[Saved data entries]
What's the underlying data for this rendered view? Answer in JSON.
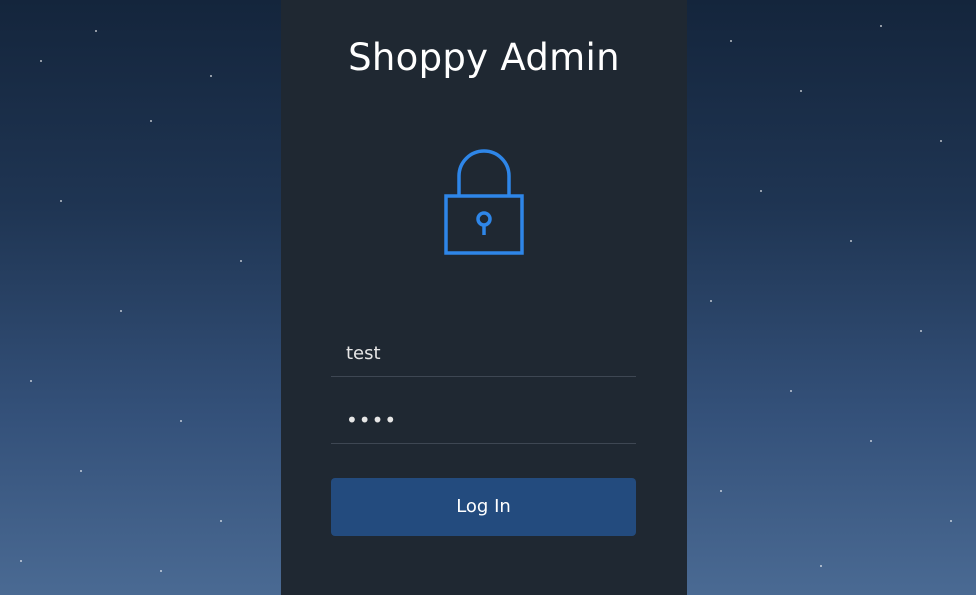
{
  "app": {
    "title": "Shoppy Admin"
  },
  "login": {
    "username_value": "test",
    "password_masked": "••••",
    "submit_label": "Log In"
  },
  "colors": {
    "panel_bg": "#1f2832",
    "accent": "#2e86e8",
    "button_bg": "#234b7e",
    "divider": "#3e4753"
  },
  "icons": {
    "lock": "lock-icon"
  }
}
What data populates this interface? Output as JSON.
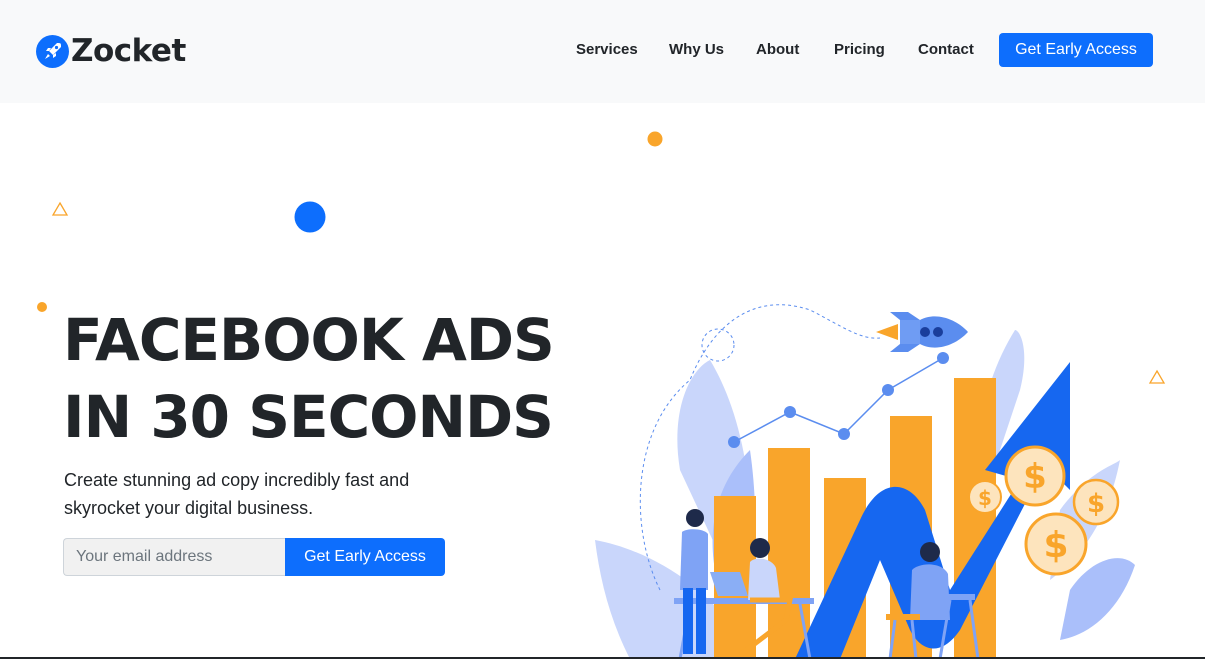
{
  "brand": {
    "name": "Zocket",
    "logo_icon": "rocket-icon",
    "color": "#0d6efd"
  },
  "nav": {
    "items": [
      {
        "label": "Services"
      },
      {
        "label": "Why Us"
      },
      {
        "label": "About"
      },
      {
        "label": "Pricing"
      },
      {
        "label": "Contact"
      }
    ],
    "cta_label": "Get Early Access"
  },
  "hero": {
    "headline_line1": "FACEBOOK ADS",
    "headline_line2": "IN 30 SECONDS",
    "subtext": "Create stunning ad copy incredibly fast and skyrocket your digital business.",
    "email_placeholder": "Your email address",
    "cta_label": "Get Early Access"
  },
  "colors": {
    "primary": "#0d6efd",
    "accent_orange": "#f9a52b",
    "light_blue": "#c9d6fb",
    "dark_text": "#212529"
  }
}
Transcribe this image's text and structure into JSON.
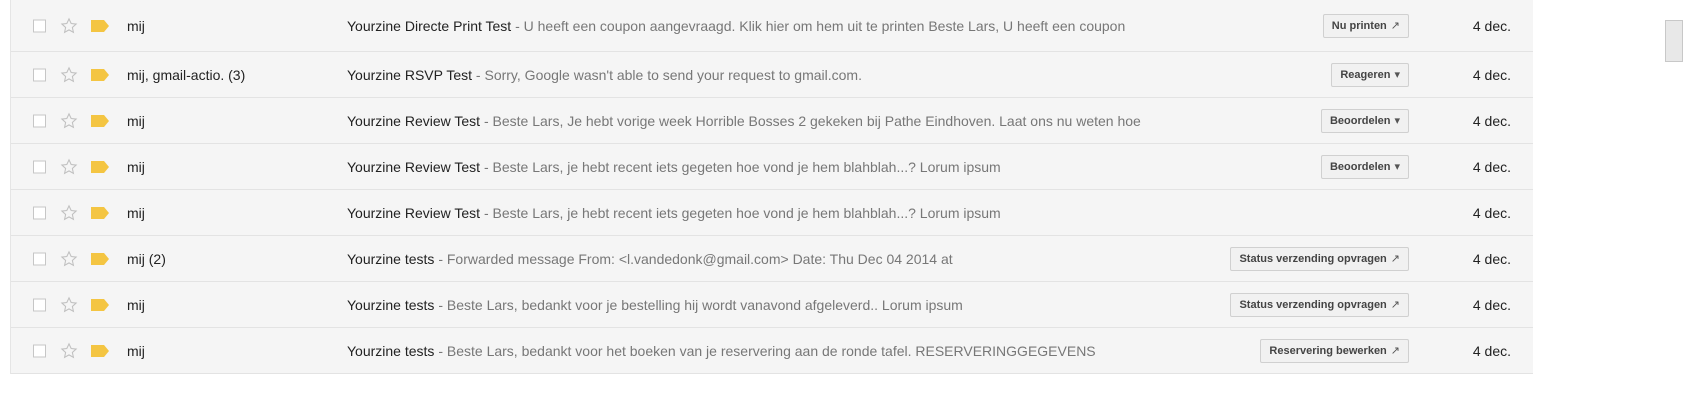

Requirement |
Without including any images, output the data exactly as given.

Solution below |
What's the underlying data for this rendered view? Answer in JSON.
{
  "app": {
    "title": "Shoppy Admin"
  },
  "login": {
    "username_value": "test",
    "password_masked": "••••",
    "submit_label": "Log In"
  },
  "colors": {
    "panel_bg": "#1f2832",
    "accent": "#2e86e8",
    "button_bg": "#234b7e",
    "divider": "#3e4753"
  },
  "icons": {
    "lock": "lock-icon"
  }
}
What data populates this interface? Output as JSON.
{
  "brand": {
    "name": "Zocket",
    "logo_icon": "rocket-icon",
    "color": "#0d6efd"
  },
  "nav": {
    "items": [
      {
        "label": "Services"
      },
      {
        "label": "Why Us"
      },
      {
        "label": "About"
      },
      {
        "label": "Pricing"
      },
      {
        "label": "Contact"
      }
    ],
    "cta_label": "Get Early Access"
  },
  "hero": {
    "headline_line1": "FACEBOOK ADS",
    "headline_line2": "IN 30 SECONDS",
    "subtext": "Create stunning ad copy incredibly fast and skyrocket your digital business.",
    "email_placeholder": "Your email address",
    "cta_label": "Get Early Access"
  },
  "colors": {
    "primary": "#0d6efd",
    "accent_orange": "#f9a52b",
    "light_blue": "#c9d6fb",
    "dark_text": "#212529"
  }
}
Transcribe this image's text and structure into JSON.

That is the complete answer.